RECORD EXTRACTS —
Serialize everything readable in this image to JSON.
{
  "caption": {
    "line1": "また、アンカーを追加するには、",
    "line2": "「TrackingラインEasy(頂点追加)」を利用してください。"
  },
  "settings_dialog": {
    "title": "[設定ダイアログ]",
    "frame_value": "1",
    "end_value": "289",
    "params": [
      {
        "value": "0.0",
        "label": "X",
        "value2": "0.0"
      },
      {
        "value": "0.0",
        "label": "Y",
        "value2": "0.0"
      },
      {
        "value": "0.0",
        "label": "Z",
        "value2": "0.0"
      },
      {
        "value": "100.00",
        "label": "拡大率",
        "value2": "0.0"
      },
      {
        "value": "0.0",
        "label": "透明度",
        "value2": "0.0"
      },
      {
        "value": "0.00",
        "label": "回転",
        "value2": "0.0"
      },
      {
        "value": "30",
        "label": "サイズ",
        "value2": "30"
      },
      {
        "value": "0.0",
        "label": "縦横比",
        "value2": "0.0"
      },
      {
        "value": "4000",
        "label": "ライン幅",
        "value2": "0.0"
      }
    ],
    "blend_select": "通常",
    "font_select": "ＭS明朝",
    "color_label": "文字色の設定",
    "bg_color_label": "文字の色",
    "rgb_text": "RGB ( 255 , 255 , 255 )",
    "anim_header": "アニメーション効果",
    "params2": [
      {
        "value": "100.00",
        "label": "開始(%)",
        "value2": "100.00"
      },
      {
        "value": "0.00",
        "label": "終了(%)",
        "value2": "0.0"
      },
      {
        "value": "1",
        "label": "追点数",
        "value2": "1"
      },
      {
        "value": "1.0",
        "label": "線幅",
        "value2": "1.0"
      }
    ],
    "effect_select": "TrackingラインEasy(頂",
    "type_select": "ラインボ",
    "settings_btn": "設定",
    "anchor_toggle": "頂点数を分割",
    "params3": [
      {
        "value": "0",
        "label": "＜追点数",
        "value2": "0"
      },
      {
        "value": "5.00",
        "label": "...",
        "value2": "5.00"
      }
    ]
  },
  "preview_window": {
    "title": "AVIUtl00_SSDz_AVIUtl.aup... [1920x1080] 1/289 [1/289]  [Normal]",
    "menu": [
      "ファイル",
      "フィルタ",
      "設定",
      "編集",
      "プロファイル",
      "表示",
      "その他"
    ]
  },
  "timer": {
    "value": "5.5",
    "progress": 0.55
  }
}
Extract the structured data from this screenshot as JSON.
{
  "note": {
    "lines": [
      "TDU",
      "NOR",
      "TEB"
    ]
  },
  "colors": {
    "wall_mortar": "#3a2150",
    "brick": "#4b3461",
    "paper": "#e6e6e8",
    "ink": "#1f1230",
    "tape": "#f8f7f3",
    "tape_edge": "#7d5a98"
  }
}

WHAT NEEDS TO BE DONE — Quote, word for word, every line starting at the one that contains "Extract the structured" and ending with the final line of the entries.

SOLUTION TO THE EXERCISE —
Extract the structured data from this screenshot as JSON.
{
  "note": {
    "lines": [
      "TDU",
      "NOR",
      "TEB"
    ]
  },
  "colors": {
    "wall_mortar": "#3a2150",
    "brick": "#4b3461",
    "paper": "#e6e6e8",
    "ink": "#1f1230",
    "tape": "#f8f7f3",
    "tape_edge": "#7d5a98"
  }
}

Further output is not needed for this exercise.